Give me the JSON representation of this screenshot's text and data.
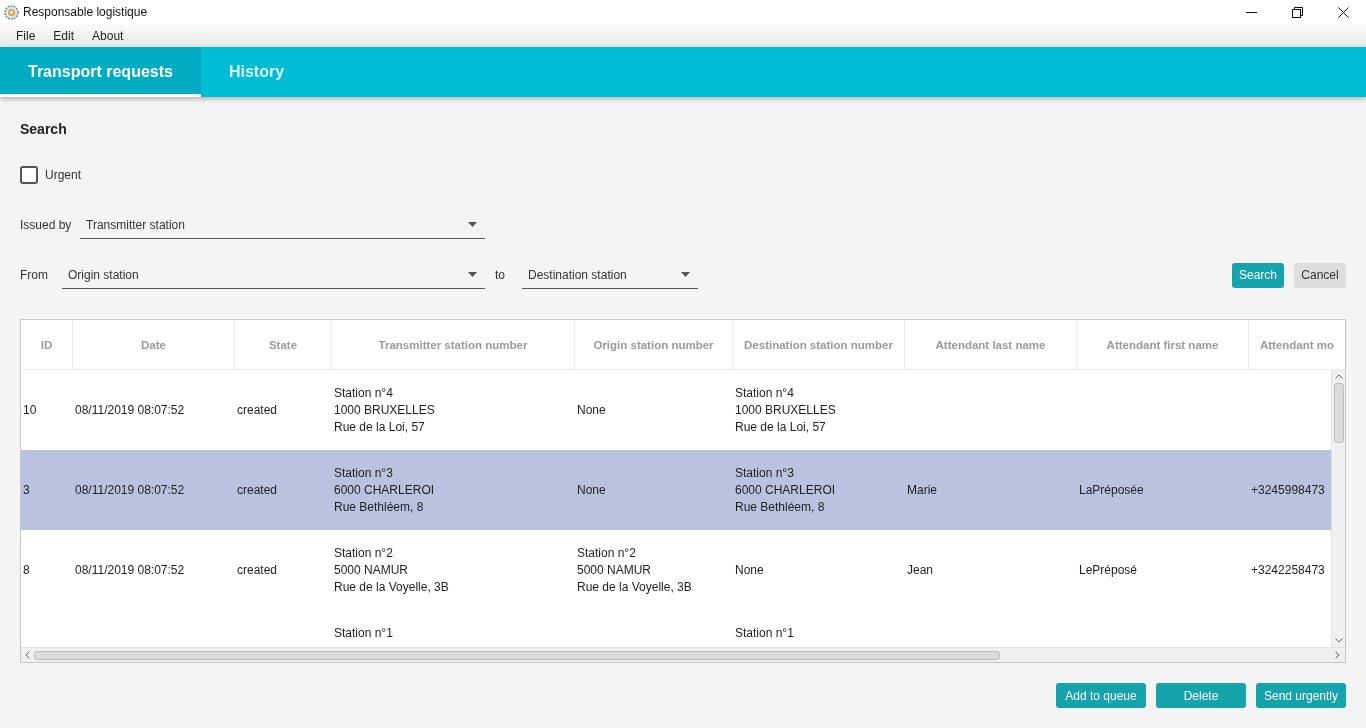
{
  "window": {
    "title": "Responsable logistique"
  },
  "menu": [
    {
      "label": "File"
    },
    {
      "label": "Edit"
    },
    {
      "label": "About"
    }
  ],
  "tabs": [
    {
      "label": "Transport requests",
      "selected": true
    },
    {
      "label": "History",
      "selected": false
    }
  ],
  "search": {
    "title": "Search",
    "urgent": {
      "label": "Urgent",
      "checked": false
    },
    "issued_by": {
      "label": "Issued by",
      "placeholder": "Transmitter station"
    },
    "from": {
      "label": "From",
      "placeholder": "Origin station"
    },
    "to": {
      "label": "to",
      "placeholder": "Destination station"
    },
    "buttons": [
      {
        "label": "Search",
        "kind": "primary"
      },
      {
        "label": "Cancel",
        "kind": "secondary"
      }
    ]
  },
  "table": {
    "columns": [
      "ID",
      "Date",
      "State",
      "Transmitter station number",
      "Origin station number",
      "Destination station number",
      "Attendant last name",
      "Attendant first name",
      "Attendant mo"
    ],
    "rows": [
      {
        "selected": false,
        "cells": [
          "10",
          "08/11/2019 08:07:52",
          "created",
          "Station n°4\n1000 BRUXELLES\nRue de la Loi, 57",
          "None",
          "Station n°4\n1000 BRUXELLES\nRue de la Loi, 57",
          null,
          null,
          null
        ]
      },
      {
        "selected": true,
        "cells": [
          "3",
          "08/11/2019 08:07:52",
          "created",
          "Station n°3\n6000 CHARLEROI\nRue Bethléem, 8",
          "None",
          "Station n°3\n6000 CHARLEROI\nRue Bethléem, 8",
          "Marie",
          "LaPréposée",
          "+3245998473"
        ]
      },
      {
        "selected": false,
        "cells": [
          "8",
          "08/11/2019 08:07:52",
          "created",
          "Station n°2\n5000 NAMUR\nRue de la Voyelle, 3B",
          "Station n°2\n5000 NAMUR\nRue de la Voyelle, 3B",
          "None",
          "Jean",
          "LePréposé",
          "+3242258473"
        ]
      },
      {
        "selected": false,
        "cut_off": true,
        "cells": [
          null,
          null,
          null,
          "Station n°1",
          null,
          "Station n°1",
          null,
          null,
          null
        ]
      }
    ]
  },
  "actions": [
    {
      "label": "Add to queue"
    },
    {
      "label": "Delete"
    },
    {
      "label": "Send urgently"
    }
  ]
}
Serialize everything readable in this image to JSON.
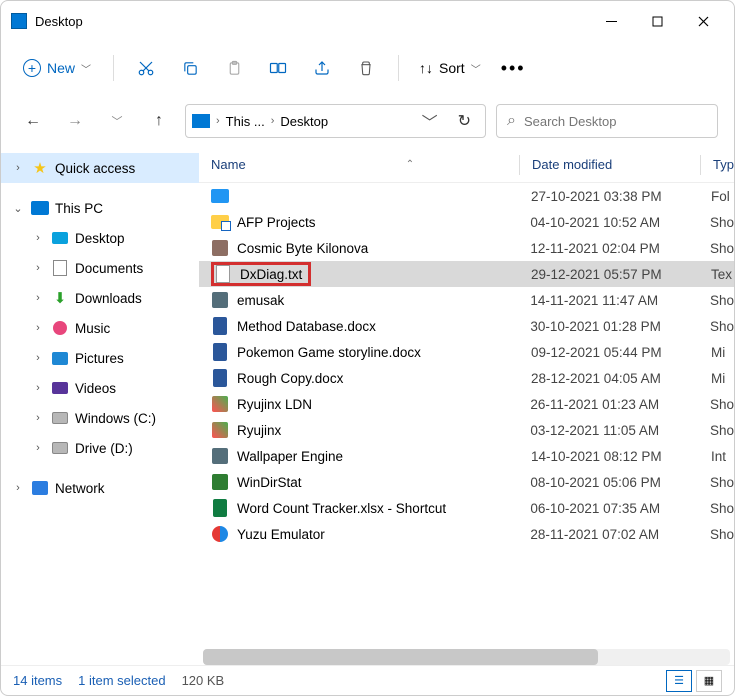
{
  "window": {
    "title": "Desktop"
  },
  "toolbar": {
    "new_label": "New",
    "sort_label": "Sort"
  },
  "breadcrumb": {
    "seg1": "This ...",
    "seg2": "Desktop"
  },
  "search": {
    "placeholder": "Search Desktop"
  },
  "sidebar": {
    "quick_access": "Quick access",
    "this_pc": "This PC",
    "desktop": "Desktop",
    "documents": "Documents",
    "downloads": "Downloads",
    "music": "Music",
    "pictures": "Pictures",
    "videos": "Videos",
    "drive_c": "Windows (C:)",
    "drive_d": "Drive (D:)",
    "network": "Network"
  },
  "columns": {
    "name": "Name",
    "date": "Date modified",
    "type": "Typ"
  },
  "files": [
    {
      "name": "",
      "date": "27-10-2021 03:38 PM",
      "type": "Fol",
      "ic": "fic-folder-blue"
    },
    {
      "name": "AFP Projects",
      "date": "04-10-2021 10:52 AM",
      "type": "Sho",
      "ic": "fic-folder-yel"
    },
    {
      "name": "Cosmic Byte Kilonova",
      "date": "12-11-2021 02:04 PM",
      "type": "Sho",
      "ic": "fic-short"
    },
    {
      "name": "DxDiag.txt",
      "date": "29-12-2021 05:57 PM",
      "type": "Tex",
      "ic": "fic-txt",
      "selected": true,
      "highlight": true
    },
    {
      "name": "emusak",
      "date": "14-11-2021 11:47 AM",
      "type": "Sho",
      "ic": "fic-short2"
    },
    {
      "name": "Method Database.docx",
      "date": "30-10-2021 01:28 PM",
      "type": "Sho",
      "ic": "fic-docx"
    },
    {
      "name": "Pokemon Game storyline.docx",
      "date": "09-12-2021 05:44 PM",
      "type": "Mi",
      "ic": "fic-docx"
    },
    {
      "name": "Rough Copy.docx",
      "date": "28-12-2021 04:05 AM",
      "type": "Mi",
      "ic": "fic-docx"
    },
    {
      "name": "Ryujinx LDN",
      "date": "26-11-2021 01:23 AM",
      "type": "Sho",
      "ic": "fic-app"
    },
    {
      "name": "Ryujinx",
      "date": "03-12-2021 11:05 AM",
      "type": "Sho",
      "ic": "fic-app"
    },
    {
      "name": "Wallpaper Engine",
      "date": "14-10-2021 08:12 PM",
      "type": "Int",
      "ic": "fic-short2"
    },
    {
      "name": "WinDirStat",
      "date": "08-10-2021 05:06 PM",
      "type": "Sho",
      "ic": "fic-wds"
    },
    {
      "name": "Word Count Tracker.xlsx - Shortcut",
      "date": "06-10-2021 07:35 AM",
      "type": "Sho",
      "ic": "fic-xlsx"
    },
    {
      "name": "Yuzu Emulator",
      "date": "28-11-2021 07:02 AM",
      "type": "Sho",
      "ic": "fic-yuzu"
    }
  ],
  "status": {
    "count": "14 items",
    "selected": "1 item selected",
    "size": "120 KB"
  }
}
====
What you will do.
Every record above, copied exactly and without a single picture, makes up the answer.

Solution.
Give me the JSON representation of this screenshot's text and data.
{
  "window": {
    "title": "Responsable logistique"
  },
  "menu": [
    {
      "label": "File"
    },
    {
      "label": "Edit"
    },
    {
      "label": "About"
    }
  ],
  "tabs": [
    {
      "label": "Transport requests",
      "selected": true
    },
    {
      "label": "History",
      "selected": false
    }
  ],
  "search": {
    "title": "Search",
    "urgent": {
      "label": "Urgent",
      "checked": false
    },
    "issued_by": {
      "label": "Issued by",
      "placeholder": "Transmitter station"
    },
    "from": {
      "label": "From",
      "placeholder": "Origin station"
    },
    "to": {
      "label": "to",
      "placeholder": "Destination station"
    },
    "buttons": [
      {
        "label": "Search",
        "kind": "primary"
      },
      {
        "label": "Cancel",
        "kind": "secondary"
      }
    ]
  },
  "table": {
    "columns": [
      "ID",
      "Date",
      "State",
      "Transmitter station number",
      "Origin station number",
      "Destination station number",
      "Attendant last name",
      "Attendant first name",
      "Attendant mo"
    ],
    "rows": [
      {
        "selected": false,
        "cells": [
          "10",
          "08/11/2019 08:07:52",
          "created",
          "Station n°4\n1000 BRUXELLES\nRue de la Loi, 57",
          "None",
          "Station n°4\n1000 BRUXELLES\nRue de la Loi, 57",
          null,
          null,
          null
        ]
      },
      {
        "selected": true,
        "cells": [
          "3",
          "08/11/2019 08:07:52",
          "created",
          "Station n°3\n6000 CHARLEROI\nRue Bethléem, 8",
          "None",
          "Station n°3\n6000 CHARLEROI\nRue Bethléem, 8",
          "Marie",
          "LaPréposée",
          "+3245998473"
        ]
      },
      {
        "selected": false,
        "cells": [
          "8",
          "08/11/2019 08:07:52",
          "created",
          "Station n°2\n5000 NAMUR\nRue de la Voyelle, 3B",
          "Station n°2\n5000 NAMUR\nRue de la Voyelle, 3B",
          "None",
          "Jean",
          "LePréposé",
          "+3242258473"
        ]
      },
      {
        "selected": false,
        "cut_off": true,
        "cells": [
          null,
          null,
          null,
          "Station n°1",
          null,
          "Station n°1",
          null,
          null,
          null
        ]
      }
    ]
  },
  "actions": [
    {
      "label": "Add to queue"
    },
    {
      "label": "Delete"
    },
    {
      "label": "Send urgently"
    }
  ]
}
Serialize everything readable in this image to JSON.
{
  "window": {
    "title": "Desktop"
  },
  "toolbar": {
    "new_label": "New",
    "sort_label": "Sort"
  },
  "breadcrumb": {
    "seg1": "This ...",
    "seg2": "Desktop"
  },
  "search": {
    "placeholder": "Search Desktop"
  },
  "sidebar": {
    "quick_access": "Quick access",
    "this_pc": "This PC",
    "desktop": "Desktop",
    "documents": "Documents",
    "downloads": "Downloads",
    "music": "Music",
    "pictures": "Pictures",
    "videos": "Videos",
    "drive_c": "Windows (C:)",
    "drive_d": "Drive (D:)",
    "network": "Network"
  },
  "columns": {
    "name": "Name",
    "date": "Date modified",
    "type": "Typ"
  },
  "files": [
    {
      "name": "",
      "date": "27-10-2021 03:38 PM",
      "type": "Fol",
      "ic": "fic-folder-blue"
    },
    {
      "name": "AFP Projects",
      "date": "04-10-2021 10:52 AM",
      "type": "Sho",
      "ic": "fic-folder-yel"
    },
    {
      "name": "Cosmic Byte Kilonova",
      "date": "12-11-2021 02:04 PM",
      "type": "Sho",
      "ic": "fic-short"
    },
    {
      "name": "DxDiag.txt",
      "date": "29-12-2021 05:57 PM",
      "type": "Tex",
      "ic": "fic-txt",
      "selected": true,
      "highlight": true
    },
    {
      "name": "emusak",
      "date": "14-11-2021 11:47 AM",
      "type": "Sho",
      "ic": "fic-short2"
    },
    {
      "name": "Method Database.docx",
      "date": "30-10-2021 01:28 PM",
      "type": "Sho",
      "ic": "fic-docx"
    },
    {
      "name": "Pokemon Game storyline.docx",
      "date": "09-12-2021 05:44 PM",
      "type": "Mi",
      "ic": "fic-docx"
    },
    {
      "name": "Rough Copy.docx",
      "date": "28-12-2021 04:05 AM",
      "type": "Mi",
      "ic": "fic-docx"
    },
    {
      "name": "Ryujinx LDN",
      "date": "26-11-2021 01:23 AM",
      "type": "Sho",
      "ic": "fic-app"
    },
    {
      "name": "Ryujinx",
      "date": "03-12-2021 11:05 AM",
      "type": "Sho",
      "ic": "fic-app"
    },
    {
      "name": "Wallpaper Engine",
      "date": "14-10-2021 08:12 PM",
      "type": "Int",
      "ic": "fic-short2"
    },
    {
      "name": "WinDirStat",
      "date": "08-10-2021 05:06 PM",
      "type": "Sho",
      "ic": "fic-wds"
    },
    {
      "name": "Word Count Tracker.xlsx - Shortcut",
      "date": "06-10-2021 07:35 AM",
      "type": "Sho",
      "ic": "fic-xlsx"
    },
    {
      "name": "Yuzu Emulator",
      "date": "28-11-2021 07:02 AM",
      "type": "Sho",
      "ic": "fic-yuzu"
    }
  ],
  "status": {
    "count": "14 items",
    "selected": "1 item selected",
    "size": "120 KB"
  }
}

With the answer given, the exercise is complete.